    Site-to-site VPNs — for company intranets accessing each other; 

    Personal VPNs — for individual customers to securely access their home network;

    Mobile VPNs — for your smartphone.

    What is a VPN and what are the types of it?

    A VPN is a virtual private network, a technology used to imitate the security of connecting two computers by wire but over the public internet. 

    Nobody has tried meaningfully classifying VPN types, but remote access VPNs and site-to-site VPNs are usually considered the largest types.

    What is the best type of VPN?

    The best type of VPN depends on how you sort VPNs into types. If you sort by price, premium VPNs are best. If you sort by use cases, it depends on your needs. For example, if you need your employees to connect to the business network, you’ll need a remote access VPN. But if you want to remain secure in your daily online activities while traveling, a mobile VPN is the way to go. 

    What are the types of VPN protocols?

    There’s no such thing as a type of VPN protocol, as each protocol can be pressed into almost any use. The only meaningful distinction is whether the protocol is obsolete or not. For example, PPTP and L2TP are obsolete. 

    What are the types of VPN tunnels?

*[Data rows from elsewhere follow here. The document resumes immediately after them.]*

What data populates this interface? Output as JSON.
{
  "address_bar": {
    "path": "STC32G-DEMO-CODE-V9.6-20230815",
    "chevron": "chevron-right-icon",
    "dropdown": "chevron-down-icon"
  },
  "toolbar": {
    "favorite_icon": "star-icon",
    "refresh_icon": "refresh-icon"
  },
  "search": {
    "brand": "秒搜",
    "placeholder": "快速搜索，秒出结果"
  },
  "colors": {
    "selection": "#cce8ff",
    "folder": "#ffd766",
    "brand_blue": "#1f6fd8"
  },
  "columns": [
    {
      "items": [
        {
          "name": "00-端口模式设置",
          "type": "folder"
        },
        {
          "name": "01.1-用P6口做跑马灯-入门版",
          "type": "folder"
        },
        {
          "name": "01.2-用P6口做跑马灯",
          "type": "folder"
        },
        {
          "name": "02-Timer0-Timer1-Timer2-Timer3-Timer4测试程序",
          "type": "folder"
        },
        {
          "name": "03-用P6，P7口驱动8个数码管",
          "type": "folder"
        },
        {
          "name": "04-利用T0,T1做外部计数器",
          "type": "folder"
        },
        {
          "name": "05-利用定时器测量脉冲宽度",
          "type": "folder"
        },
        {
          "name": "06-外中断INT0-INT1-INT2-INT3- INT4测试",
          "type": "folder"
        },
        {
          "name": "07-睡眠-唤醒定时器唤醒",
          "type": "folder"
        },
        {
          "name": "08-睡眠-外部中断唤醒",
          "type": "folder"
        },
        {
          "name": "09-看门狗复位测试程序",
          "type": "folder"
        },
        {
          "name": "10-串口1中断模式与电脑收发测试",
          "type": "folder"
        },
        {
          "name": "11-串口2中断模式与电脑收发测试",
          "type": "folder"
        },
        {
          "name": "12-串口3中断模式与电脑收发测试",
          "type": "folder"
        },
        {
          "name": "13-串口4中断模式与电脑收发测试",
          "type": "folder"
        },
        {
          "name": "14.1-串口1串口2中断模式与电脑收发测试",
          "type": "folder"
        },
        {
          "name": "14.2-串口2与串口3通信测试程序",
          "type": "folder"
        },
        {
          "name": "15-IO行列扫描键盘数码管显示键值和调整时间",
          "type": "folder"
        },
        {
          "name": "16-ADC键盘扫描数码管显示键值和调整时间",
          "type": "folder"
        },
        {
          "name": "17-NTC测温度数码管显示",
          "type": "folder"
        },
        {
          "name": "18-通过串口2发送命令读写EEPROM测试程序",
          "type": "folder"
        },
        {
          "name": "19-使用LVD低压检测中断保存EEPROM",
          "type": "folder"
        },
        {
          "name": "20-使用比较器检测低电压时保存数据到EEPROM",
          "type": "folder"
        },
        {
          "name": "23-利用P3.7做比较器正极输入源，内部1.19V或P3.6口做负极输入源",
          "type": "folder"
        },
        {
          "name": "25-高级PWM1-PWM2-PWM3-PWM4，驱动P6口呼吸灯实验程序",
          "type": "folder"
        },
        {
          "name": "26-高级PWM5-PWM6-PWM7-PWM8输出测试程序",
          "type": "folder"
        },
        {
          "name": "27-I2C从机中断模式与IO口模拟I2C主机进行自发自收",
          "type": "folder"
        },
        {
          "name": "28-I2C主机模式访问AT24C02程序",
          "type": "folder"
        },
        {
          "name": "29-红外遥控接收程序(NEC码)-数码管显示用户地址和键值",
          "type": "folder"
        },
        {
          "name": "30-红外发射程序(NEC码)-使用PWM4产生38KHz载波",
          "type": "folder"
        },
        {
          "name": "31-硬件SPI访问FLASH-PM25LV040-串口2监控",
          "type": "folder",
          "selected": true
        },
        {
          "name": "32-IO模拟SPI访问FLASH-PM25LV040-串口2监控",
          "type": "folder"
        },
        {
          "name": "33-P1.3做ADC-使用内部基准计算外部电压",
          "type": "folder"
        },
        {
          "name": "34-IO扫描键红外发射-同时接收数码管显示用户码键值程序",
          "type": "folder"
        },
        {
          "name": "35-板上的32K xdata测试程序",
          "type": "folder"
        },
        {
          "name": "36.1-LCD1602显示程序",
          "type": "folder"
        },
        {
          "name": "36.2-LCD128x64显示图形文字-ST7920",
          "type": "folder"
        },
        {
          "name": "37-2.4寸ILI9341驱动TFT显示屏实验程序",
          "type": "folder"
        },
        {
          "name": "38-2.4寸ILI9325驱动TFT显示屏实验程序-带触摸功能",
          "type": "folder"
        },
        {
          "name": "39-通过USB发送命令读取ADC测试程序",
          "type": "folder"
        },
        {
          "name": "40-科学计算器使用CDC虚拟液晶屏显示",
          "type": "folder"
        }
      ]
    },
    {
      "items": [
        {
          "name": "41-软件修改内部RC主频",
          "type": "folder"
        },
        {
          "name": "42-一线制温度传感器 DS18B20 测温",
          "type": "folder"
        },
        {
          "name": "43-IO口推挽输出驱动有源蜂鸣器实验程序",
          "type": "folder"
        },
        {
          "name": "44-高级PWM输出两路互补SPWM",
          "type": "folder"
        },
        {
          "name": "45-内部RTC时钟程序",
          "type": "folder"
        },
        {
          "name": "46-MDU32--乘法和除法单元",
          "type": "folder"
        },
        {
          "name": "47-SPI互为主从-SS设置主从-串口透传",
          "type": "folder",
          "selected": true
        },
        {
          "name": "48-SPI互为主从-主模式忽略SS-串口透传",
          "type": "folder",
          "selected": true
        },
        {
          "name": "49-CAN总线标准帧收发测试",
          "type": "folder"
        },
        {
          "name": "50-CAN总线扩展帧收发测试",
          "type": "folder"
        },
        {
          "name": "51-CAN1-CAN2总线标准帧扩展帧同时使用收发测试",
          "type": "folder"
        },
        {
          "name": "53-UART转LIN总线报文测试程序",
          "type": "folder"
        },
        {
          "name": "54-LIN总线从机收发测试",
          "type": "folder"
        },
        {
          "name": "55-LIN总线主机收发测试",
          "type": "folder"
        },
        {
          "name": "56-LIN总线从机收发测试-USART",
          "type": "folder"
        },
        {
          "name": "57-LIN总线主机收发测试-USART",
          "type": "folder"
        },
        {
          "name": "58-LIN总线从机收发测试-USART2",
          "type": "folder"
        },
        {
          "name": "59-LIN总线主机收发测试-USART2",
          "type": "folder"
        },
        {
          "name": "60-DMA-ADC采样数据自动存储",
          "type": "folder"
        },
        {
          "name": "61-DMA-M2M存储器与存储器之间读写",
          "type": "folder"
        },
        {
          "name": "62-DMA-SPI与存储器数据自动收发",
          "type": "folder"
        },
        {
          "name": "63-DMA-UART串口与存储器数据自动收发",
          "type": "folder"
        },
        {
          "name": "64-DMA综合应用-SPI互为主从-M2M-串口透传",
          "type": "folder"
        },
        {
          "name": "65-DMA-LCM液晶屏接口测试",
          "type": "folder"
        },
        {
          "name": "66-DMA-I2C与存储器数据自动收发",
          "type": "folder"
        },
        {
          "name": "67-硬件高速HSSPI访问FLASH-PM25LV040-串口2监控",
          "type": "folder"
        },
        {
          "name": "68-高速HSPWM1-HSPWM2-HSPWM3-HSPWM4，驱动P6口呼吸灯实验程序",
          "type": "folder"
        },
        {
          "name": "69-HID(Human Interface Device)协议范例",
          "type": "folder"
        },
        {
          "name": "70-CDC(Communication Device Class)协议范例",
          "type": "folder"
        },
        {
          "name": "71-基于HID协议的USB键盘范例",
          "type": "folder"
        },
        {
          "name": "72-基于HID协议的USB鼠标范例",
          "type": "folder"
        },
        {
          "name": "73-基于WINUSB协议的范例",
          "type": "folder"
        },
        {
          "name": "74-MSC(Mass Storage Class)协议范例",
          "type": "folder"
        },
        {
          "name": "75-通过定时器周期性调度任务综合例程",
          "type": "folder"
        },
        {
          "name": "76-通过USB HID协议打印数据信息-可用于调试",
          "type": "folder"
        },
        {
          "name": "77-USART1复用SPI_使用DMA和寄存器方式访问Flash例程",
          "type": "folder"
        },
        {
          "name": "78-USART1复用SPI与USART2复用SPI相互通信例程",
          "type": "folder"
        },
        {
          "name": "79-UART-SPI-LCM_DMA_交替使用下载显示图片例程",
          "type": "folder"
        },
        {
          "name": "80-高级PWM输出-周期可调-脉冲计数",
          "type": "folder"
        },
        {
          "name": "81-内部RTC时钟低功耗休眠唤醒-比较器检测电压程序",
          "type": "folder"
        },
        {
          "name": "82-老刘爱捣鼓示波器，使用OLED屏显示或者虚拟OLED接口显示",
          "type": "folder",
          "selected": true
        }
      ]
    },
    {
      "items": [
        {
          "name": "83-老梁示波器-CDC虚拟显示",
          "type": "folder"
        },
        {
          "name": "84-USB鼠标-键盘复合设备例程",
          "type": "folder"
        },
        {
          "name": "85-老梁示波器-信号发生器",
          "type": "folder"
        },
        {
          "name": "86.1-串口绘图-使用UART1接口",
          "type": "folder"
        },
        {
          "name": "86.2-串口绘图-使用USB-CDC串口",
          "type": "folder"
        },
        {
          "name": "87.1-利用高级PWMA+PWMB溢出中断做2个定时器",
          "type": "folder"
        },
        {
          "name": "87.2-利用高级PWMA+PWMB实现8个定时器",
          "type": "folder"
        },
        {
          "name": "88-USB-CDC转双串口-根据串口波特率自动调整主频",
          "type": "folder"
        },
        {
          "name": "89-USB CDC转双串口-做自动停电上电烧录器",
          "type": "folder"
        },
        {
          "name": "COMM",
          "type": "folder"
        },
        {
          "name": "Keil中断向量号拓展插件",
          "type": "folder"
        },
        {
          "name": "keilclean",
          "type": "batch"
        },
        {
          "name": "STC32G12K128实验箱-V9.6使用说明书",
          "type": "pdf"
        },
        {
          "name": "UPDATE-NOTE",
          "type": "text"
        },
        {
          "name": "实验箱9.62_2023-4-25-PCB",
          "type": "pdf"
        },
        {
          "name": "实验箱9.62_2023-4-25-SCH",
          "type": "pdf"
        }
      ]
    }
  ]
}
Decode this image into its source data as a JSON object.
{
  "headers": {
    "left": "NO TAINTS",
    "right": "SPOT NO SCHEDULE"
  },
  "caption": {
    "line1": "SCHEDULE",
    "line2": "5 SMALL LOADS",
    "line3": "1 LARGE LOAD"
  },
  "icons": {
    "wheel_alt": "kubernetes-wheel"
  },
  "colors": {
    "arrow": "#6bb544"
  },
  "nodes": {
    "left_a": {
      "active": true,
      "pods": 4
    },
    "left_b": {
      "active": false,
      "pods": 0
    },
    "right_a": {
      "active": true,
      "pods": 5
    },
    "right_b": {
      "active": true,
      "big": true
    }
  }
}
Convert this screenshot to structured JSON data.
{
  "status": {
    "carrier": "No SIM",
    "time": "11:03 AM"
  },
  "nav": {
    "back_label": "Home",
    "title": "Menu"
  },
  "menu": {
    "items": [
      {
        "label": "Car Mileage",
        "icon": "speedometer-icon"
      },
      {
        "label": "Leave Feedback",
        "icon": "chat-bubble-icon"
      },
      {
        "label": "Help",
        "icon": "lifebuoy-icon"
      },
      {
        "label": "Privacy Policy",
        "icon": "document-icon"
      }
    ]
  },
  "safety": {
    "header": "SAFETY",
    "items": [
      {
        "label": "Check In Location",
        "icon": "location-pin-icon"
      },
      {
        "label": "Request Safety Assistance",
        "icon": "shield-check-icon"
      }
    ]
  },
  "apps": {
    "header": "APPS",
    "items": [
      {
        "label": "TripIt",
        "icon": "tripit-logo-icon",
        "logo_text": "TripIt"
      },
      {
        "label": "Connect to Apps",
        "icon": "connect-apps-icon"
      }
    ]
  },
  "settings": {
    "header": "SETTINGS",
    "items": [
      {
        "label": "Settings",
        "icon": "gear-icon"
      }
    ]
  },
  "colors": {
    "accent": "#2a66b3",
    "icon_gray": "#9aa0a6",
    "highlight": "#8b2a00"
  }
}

    There are no types of VPN tunnels as the tunnel is either established or not. You can potentially classify VPN tunneling protocols, that is, VPN protocols. Which way you want to classify them — premium and free, modern and obsolete, etc. — depends on you.